Task directions:
Which lines of the records below contain the word "access"? Report each of them in full.

Record excerpts:
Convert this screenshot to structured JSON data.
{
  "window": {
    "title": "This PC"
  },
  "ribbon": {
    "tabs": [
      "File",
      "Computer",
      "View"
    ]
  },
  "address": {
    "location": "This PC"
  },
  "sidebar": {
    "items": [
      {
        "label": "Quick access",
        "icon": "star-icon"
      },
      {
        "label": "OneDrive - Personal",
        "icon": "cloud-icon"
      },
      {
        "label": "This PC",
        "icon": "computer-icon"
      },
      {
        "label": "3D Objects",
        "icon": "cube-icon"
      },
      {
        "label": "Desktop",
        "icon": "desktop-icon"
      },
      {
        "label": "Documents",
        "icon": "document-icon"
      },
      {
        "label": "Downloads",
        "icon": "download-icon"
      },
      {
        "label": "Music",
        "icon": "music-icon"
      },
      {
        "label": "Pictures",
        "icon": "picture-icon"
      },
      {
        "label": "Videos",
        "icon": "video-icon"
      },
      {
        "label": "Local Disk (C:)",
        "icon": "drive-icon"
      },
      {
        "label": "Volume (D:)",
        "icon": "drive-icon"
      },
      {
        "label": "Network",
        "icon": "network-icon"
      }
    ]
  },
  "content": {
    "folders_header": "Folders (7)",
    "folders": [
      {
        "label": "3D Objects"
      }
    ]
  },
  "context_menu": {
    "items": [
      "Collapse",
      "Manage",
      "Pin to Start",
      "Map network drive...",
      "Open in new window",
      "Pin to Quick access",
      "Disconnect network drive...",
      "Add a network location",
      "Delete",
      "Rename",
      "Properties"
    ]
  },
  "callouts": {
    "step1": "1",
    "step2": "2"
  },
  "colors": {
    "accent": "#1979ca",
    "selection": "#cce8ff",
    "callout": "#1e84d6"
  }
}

Solution for this problem:
        "label": "Quick access",
      "Pin to Quick access",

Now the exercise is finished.